  • previousSibling

Warning !

A basic mistake in DOM preparing is to anticipate that a component hub should contain content.

In this model: <title>DOM Tutorial</title>, the component hub <title> does not contain content. It contains a text node with the esteem "DOM Tutorial".

The estimation of the content hub can be gotten to by the hub's innerHTML property, or the nodeValue.


Child Nodes and Node Values

In expansion to the innerHTML property, you can likewise utilize the childNodes and nodeValue properties to get the substance of an element.

The following precedent gathers the hub estimation of a <h1> component and duplicates it into a <p> element:

Example

<html>
<body>

<h1 id="intro">My First Page</h1>

<p id="demo">Hello!</p>

<script>
var myText = document.getElementById("intro").childNodes[0].nodeValue;
document.getElementById("demo").innerHTML = myText;
</script>

</body>
</html>

In the precedent above, getElementById is a strategy, while childNodes and nodeValue are properties.

In this instructional exercise we utilize the innerHTML property.

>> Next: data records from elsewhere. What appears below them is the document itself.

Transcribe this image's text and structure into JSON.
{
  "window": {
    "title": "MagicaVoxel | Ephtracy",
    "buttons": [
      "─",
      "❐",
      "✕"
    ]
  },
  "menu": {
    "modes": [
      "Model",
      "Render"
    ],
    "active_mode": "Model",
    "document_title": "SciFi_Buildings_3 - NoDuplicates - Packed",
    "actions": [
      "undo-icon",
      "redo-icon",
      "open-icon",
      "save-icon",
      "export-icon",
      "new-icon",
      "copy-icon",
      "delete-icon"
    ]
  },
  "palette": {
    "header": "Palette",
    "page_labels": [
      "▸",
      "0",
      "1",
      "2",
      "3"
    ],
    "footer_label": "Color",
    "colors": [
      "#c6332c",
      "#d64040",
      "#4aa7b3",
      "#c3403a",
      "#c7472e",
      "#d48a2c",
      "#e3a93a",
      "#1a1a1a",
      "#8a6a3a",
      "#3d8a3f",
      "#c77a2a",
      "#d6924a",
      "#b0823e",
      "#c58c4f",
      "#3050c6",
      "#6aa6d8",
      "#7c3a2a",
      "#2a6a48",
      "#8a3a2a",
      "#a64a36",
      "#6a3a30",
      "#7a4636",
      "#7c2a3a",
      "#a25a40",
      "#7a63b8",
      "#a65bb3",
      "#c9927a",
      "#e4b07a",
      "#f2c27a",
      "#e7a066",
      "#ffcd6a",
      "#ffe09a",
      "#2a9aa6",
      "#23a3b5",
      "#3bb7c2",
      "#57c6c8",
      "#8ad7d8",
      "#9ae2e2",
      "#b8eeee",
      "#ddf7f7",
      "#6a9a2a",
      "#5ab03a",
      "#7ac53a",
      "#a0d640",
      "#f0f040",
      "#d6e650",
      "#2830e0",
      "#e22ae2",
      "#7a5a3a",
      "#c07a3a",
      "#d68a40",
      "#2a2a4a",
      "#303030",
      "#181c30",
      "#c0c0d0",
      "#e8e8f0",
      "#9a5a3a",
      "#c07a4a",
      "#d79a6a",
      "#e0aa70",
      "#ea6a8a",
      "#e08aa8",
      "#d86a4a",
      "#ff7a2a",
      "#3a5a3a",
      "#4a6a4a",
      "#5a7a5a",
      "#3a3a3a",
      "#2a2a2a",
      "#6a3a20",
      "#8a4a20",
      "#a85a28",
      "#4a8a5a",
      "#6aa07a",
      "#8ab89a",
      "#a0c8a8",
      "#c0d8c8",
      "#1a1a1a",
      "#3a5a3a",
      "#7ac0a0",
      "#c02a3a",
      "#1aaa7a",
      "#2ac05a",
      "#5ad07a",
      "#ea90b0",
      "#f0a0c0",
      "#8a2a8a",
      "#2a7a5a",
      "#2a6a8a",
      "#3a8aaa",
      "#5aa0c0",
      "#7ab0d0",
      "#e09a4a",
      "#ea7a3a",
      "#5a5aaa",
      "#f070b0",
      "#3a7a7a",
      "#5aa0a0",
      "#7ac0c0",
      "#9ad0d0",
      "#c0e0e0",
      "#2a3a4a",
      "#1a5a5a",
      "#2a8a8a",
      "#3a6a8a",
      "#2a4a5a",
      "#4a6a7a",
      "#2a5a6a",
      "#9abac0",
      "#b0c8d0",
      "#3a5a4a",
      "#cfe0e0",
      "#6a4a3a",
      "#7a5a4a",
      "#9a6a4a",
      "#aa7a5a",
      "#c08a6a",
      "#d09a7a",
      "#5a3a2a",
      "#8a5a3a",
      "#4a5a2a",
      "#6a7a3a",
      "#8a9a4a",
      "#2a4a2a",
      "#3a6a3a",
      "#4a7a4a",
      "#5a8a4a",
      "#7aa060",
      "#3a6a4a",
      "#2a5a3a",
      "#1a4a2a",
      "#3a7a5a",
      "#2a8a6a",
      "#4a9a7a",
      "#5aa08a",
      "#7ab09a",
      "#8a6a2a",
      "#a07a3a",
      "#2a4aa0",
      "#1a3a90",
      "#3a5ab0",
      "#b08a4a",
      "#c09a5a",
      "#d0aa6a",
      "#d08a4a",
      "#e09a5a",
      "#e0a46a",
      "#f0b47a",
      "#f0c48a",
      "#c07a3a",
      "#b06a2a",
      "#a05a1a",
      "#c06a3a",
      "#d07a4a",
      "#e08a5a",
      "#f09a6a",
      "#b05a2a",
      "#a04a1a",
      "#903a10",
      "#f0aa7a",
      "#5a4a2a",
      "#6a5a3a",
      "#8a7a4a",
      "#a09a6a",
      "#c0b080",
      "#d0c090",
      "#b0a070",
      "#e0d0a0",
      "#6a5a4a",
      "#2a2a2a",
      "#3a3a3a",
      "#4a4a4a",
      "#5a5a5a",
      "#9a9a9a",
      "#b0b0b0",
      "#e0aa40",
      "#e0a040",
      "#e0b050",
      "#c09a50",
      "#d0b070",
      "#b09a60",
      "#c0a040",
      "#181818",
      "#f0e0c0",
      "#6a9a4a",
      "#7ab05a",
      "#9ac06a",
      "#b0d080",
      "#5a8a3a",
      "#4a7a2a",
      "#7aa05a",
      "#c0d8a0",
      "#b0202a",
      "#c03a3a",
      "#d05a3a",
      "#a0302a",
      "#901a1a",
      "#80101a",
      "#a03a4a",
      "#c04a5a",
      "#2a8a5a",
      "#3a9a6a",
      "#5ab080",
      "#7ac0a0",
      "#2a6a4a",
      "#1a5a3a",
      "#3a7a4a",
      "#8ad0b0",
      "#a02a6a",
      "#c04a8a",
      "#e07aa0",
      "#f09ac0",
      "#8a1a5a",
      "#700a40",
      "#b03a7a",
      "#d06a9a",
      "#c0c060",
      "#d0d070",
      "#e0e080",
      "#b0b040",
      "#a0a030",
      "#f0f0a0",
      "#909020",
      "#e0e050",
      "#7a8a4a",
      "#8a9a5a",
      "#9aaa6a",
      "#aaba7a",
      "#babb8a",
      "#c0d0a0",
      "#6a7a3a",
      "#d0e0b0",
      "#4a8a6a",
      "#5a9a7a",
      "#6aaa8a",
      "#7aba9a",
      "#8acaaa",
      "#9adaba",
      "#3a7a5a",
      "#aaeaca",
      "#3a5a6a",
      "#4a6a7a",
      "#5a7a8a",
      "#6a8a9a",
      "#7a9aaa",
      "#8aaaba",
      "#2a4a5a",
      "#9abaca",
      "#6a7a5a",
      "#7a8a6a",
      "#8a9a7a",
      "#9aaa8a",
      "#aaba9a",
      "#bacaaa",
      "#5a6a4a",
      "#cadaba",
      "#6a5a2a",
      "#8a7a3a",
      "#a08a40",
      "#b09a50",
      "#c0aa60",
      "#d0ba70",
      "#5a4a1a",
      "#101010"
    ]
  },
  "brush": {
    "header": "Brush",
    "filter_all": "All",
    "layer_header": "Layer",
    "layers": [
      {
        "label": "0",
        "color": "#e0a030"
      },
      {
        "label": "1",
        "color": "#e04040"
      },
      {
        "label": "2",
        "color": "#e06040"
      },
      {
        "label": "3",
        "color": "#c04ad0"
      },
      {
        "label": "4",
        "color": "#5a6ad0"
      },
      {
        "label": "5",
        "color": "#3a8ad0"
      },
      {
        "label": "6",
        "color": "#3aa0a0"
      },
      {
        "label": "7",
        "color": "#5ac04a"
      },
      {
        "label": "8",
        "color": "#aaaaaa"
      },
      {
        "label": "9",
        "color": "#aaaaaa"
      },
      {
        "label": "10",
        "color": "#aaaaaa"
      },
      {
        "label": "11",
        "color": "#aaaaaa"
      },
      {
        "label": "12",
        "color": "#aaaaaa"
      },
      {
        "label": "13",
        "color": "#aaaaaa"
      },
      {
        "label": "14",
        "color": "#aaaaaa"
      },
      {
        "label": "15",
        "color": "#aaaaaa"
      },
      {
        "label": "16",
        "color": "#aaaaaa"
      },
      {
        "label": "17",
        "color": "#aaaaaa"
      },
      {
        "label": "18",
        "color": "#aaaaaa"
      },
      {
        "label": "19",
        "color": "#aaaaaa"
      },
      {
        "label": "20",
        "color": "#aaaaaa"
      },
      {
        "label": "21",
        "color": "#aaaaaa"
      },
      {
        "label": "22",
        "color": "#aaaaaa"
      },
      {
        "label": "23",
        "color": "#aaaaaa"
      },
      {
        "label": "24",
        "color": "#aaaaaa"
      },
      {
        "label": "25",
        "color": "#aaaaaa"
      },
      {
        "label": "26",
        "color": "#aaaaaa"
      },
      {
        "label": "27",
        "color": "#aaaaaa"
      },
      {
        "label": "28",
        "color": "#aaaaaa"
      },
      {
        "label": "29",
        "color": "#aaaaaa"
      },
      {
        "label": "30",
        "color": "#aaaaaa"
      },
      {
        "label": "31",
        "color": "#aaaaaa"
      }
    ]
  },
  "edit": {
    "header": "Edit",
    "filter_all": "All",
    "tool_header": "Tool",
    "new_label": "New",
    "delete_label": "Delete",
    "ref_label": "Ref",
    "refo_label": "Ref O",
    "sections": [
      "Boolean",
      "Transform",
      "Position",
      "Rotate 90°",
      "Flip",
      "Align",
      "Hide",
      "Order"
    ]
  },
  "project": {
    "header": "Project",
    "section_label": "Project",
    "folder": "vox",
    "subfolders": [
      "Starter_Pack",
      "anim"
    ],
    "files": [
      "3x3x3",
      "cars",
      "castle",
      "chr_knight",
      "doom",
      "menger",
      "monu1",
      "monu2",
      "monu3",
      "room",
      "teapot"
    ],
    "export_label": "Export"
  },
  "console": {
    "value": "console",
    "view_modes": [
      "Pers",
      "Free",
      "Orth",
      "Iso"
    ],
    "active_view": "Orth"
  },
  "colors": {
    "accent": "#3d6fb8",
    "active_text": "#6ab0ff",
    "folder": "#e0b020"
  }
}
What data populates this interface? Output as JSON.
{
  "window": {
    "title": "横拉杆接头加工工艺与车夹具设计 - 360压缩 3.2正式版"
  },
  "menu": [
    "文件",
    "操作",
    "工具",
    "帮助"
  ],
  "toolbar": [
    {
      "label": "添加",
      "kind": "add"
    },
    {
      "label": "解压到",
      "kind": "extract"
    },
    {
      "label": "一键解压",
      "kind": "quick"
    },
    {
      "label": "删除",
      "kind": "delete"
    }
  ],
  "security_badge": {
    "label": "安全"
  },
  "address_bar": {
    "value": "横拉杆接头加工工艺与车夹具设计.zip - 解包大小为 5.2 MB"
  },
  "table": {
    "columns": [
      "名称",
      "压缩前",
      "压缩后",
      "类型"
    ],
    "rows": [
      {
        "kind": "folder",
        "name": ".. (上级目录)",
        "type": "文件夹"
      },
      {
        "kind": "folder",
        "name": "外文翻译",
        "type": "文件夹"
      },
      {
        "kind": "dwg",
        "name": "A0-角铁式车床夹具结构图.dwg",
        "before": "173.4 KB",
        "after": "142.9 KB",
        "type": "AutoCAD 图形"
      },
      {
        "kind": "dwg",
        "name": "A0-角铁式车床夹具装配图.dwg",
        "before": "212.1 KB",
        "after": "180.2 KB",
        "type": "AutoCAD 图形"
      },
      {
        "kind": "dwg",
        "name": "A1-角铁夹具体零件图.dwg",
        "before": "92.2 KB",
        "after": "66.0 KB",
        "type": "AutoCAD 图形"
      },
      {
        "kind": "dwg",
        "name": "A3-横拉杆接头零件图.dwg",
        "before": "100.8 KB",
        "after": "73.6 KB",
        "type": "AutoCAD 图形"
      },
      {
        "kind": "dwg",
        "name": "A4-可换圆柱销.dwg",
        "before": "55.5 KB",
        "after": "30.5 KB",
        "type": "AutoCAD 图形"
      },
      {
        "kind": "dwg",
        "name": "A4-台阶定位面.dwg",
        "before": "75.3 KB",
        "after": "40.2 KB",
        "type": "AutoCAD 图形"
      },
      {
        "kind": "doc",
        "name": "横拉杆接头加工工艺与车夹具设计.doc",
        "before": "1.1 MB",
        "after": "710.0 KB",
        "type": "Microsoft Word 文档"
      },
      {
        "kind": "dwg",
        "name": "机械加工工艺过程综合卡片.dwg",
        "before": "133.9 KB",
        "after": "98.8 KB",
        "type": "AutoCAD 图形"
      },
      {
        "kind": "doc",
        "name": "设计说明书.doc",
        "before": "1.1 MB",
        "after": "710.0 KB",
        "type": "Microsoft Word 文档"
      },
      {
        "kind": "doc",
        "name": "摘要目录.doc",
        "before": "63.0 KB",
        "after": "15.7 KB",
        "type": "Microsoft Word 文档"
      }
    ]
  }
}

Be that as it may, learning the technique above is valuable for understanding the tree structure and the route of the DOM.

Using the firstChild property is equivalent to utilizing childNodes[0]:

Example

<html>
<body>

<h1 id="intro">My First Page</h1>

<p id="demo">Hello World!</p>

<script>
myText = document.getElementById("intro").firstChild.nodeValue;
document.getElementById("demo").innerHTML = myText;
</script>

</body>
</html>
Try it Yourself »

DOM Root Nodes

There are two exceptional properties that enable access to the full document:

  • document.body - The body of the document
  • document.documentElement - The full document

Example

<html>
<body>

<p>Hello World!</p>
<div>
<p>The DOM is very useful!</p>
<p>This precedent exhibits the <b>document.body</b> property.</p>
</div>

<script>
alert(document.body.innerHTML);
</script>

</body>
</html>
Try it Yourself »

Example

<html>
<body>

<p>Hello World!</p>
<div>
<p>The DOM is very useful!</p>
<p>This precedent exhibits the <b>document.documentElement</b> property.</p>
</div>

<script>
alert(document.documentElement.innerHTML);
</script>

</body>
</html>
Try it Yourself »

The nodeName Property

The nodeName property determines the name of a node.

  • nodeName is perused only
  • nodeName of a component hub is equivalent to the tag name
  • nodeName of a characteristic hub is the quality name
  • nodeName of a content hub is dependably #text
  • nodeName of the record hub is dependably #document

Note: nodeName dependably contains the capitalized label name of a HTML element.


The nodeValue Property

The nodeValue property determines the estimation of a node.

  • nodeValue for component hubs is undefined
  • nodeValue for content hubs is the content itself
  • nodeValue for trait hubs is the property value

The nodeType Property

The nodeType property restores the sort of hub. nodeType is perused only.

The most imperative hub types are:

Element type NodeType
Element 1
Attribute 2
Text 3
Comment 8
Document 9